    I don't know the answer. The book's authors say wealthy countries enforce property rights and contracts, thus facilitating voluntary transactions; and that the absence of these rights stunt development. So one could argue that in poor countries, absence of a living wage set by government to protect its people allows free trade to pay labor whatever they will accept and that's okay. Perhaps the Pope is arguing that what is good for business does not always benefit the people, or benefits them inappropriately. However, if those poor countries regulated wages higher, foreign investors would stop utilizing their labor. It's a vicious cycle. So what is the answer?

    It seems to me the answer is that countries need to create wealth from within, organically, starting with good policy and enforcement that allows its own people to own property, create business, and trade freely with one another and the outside world. Until then, those countries will not be in the position to create significant and impactful wealth. Instead, they will be in survival mode. Capitalism is not the destroyer of their wealth, their own policies an systems are. However, it appears that capitalistic systems do, in some ways, set value on human labor inconsistently.

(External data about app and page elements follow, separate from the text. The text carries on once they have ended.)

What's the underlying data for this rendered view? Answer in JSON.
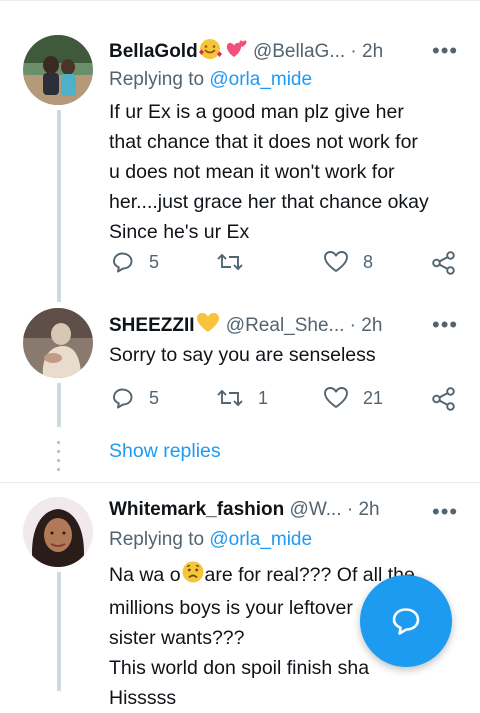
{
  "tweets": [
    {
      "name": "BellaGold",
      "name_emojis": [
        "smiling-face-with-hearts",
        "two-hearts"
      ],
      "handle": "@BellaG...",
      "time": "2h",
      "replying_prefix": "Replying to ",
      "replying_to": "@orla_mide",
      "text": "If ur Ex is a good man plz give her\nthat chance that it does not work for\nu does not mean it won't work for\nher....just grace her that chance okay\nSince he's ur Ex",
      "replies": "5",
      "retweets": "",
      "likes": "8"
    },
    {
      "name": "SHEEZZII",
      "name_emojis": [
        "yellow-heart"
      ],
      "handle": "@Real_She...",
      "time": "2h",
      "text": "Sorry to say you are senseless",
      "replies": "5",
      "retweets": "1",
      "likes": "21"
    },
    {
      "name": "Whitemark_fashion",
      "handle": "@W...",
      "time": "2h",
      "replying_prefix": "Replying to ",
      "replying_to": "@orla_mide",
      "text_line1_a": "Na wa o",
      "text_line1_b": "are for real??? Of all the",
      "text_rest": "millions boys is your leftover\nsister wants???\nThis world don spoil finish sha\nHisssss"
    }
  ],
  "thread": {
    "show_replies": "Show replies"
  },
  "dot": "·",
  "more": "•••",
  "colors": {
    "accent": "#1d9bf0",
    "muted": "#536471",
    "text": "#0f1419"
  }
}
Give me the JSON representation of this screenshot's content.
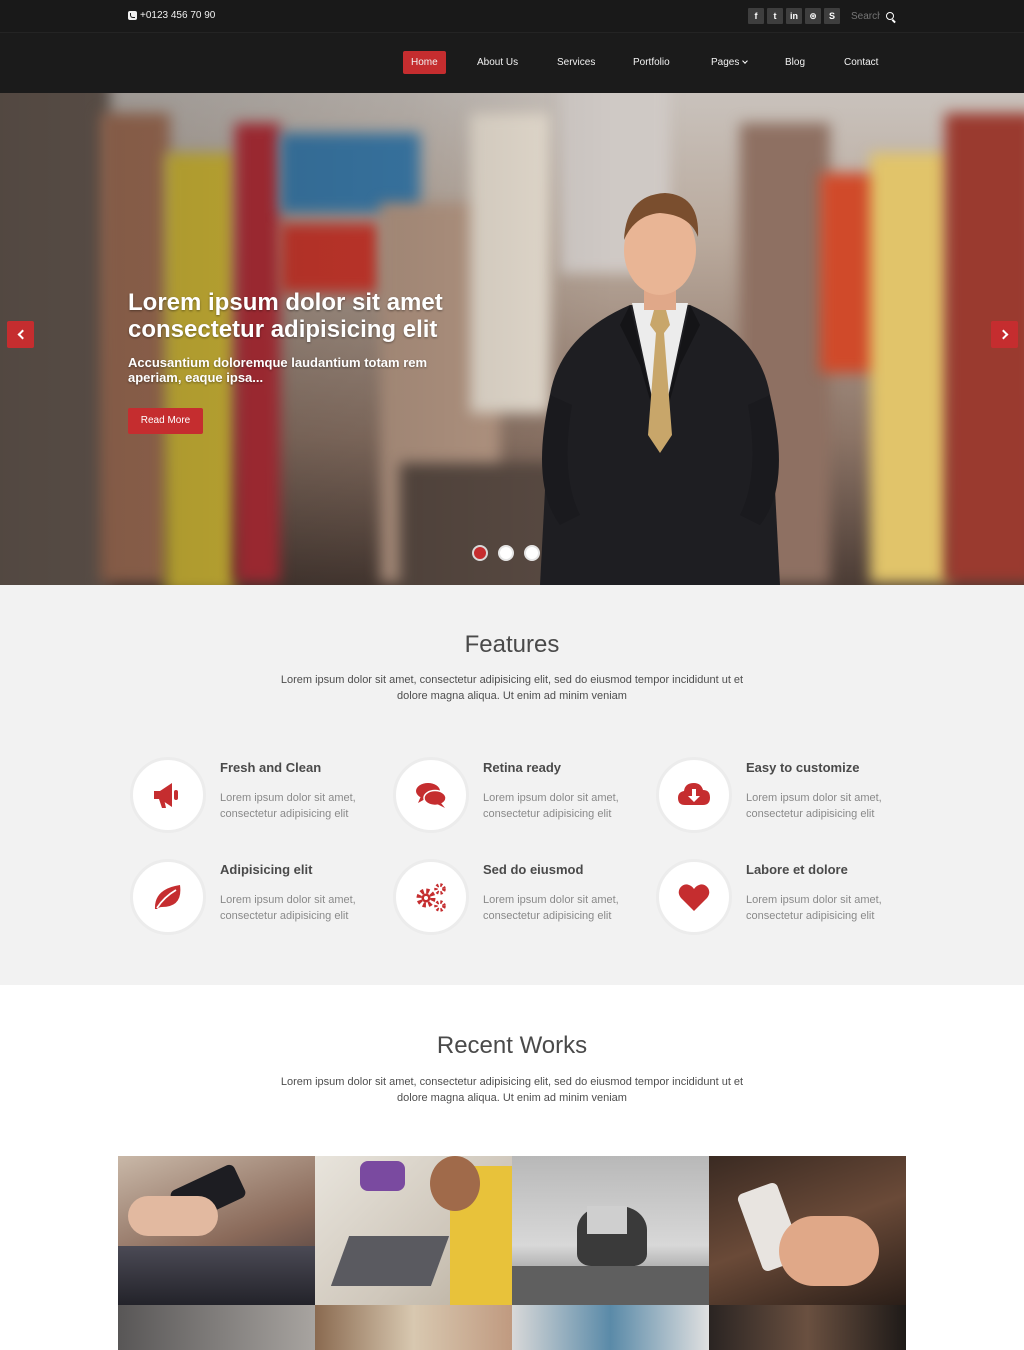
{
  "topbar": {
    "phone": "+0123 456 70 90",
    "social": [
      {
        "icon": "facebook-icon",
        "glyph": "f"
      },
      {
        "icon": "twitter-icon",
        "glyph": "t"
      },
      {
        "icon": "linkedin-icon",
        "glyph": "in"
      },
      {
        "icon": "dribbble-icon",
        "glyph": "⊛"
      },
      {
        "icon": "skype-icon",
        "glyph": "S"
      }
    ],
    "search_placeholder": "Search"
  },
  "nav": {
    "items": [
      "Home",
      "About Us",
      "Services",
      "Portfolio",
      "Pages",
      "Blog",
      "Contact"
    ],
    "active": "Home"
  },
  "hero": {
    "title": "Lorem ipsum dolor sit amet consectetur adipisicing elit",
    "subtitle": "Accusantium doloremque laudantium totam rem aperiam, eaque ipsa...",
    "button": "Read More",
    "slide_count": 3,
    "active_slide": 1
  },
  "features": {
    "title": "Features",
    "description": "Lorem ipsum dolor sit amet, consectetur adipisicing elit, sed do eiusmod tempor incididunt ut et dolore magna aliqua. Ut enim ad minim veniam",
    "items": [
      {
        "title": "Fresh and Clean",
        "text": "Lorem ipsum dolor sit amet, consectetur adipisicing elit",
        "icon": "bullhorn-icon"
      },
      {
        "title": "Retina ready",
        "text": "Lorem ipsum dolor sit amet, consectetur adipisicing elit",
        "icon": "comments-icon"
      },
      {
        "title": "Easy to customize",
        "text": "Lorem ipsum dolor sit amet, consectetur adipisicing elit",
        "icon": "cloud-download-icon"
      },
      {
        "title": "Adipisicing elit",
        "text": "Lorem ipsum dolor sit amet, consectetur adipisicing elit",
        "icon": "leaf-icon"
      },
      {
        "title": "Sed do eiusmod",
        "text": "Lorem ipsum dolor sit amet, consectetur adipisicing elit",
        "icon": "cogs-icon"
      },
      {
        "title": "Labore et dolore",
        "text": "Lorem ipsum dolor sit amet, consectetur adipisicing elit",
        "icon": "heart-icon"
      }
    ]
  },
  "works": {
    "title": "Recent Works",
    "description": "Lorem ipsum dolor sit amet, consectetur adipisicing elit, sed do eiusmod tempor incididunt ut et dolore magna aliqua. Ut enim ad minim veniam"
  },
  "colors": {
    "accent": "#c52d2f",
    "topbar": "#191919",
    "navbar": "#1b1b1b",
    "features_bg": "#f2f2f2"
  }
}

  2. In Froeb's Managerial Economics, Chapter 2, the author states his proposition that taxes, subsidies and price controls destroy wealth. He also proposes that the role of government is to enforce property rights, contracts, and the rule of law. I would also add, to provide for the common defense. If government is necessary to maintain the economic environment; doesn't that cost money? Aren't taxes therefore a necessity? Doesn't the ideal tax level fluctuate with the current situation? Froeb's statement that taxes destroy wealth therefore strikes me as a political view. Housing subsidies providing a social support system may raise the future value of our stock in human capital. Do subsidies for public education, or the nations transportation system destroy wealth? I would say that inefficient taxes, subsidies, and price controls can destroy wealth. Efficient taxes, subsidies, and price controls must be viewed long term as investments in infrastructure that have wealth creating potential. A blanket ban on new taxes, and investments in public infrastructure is artificially inflexible, creating inefficient economic policy.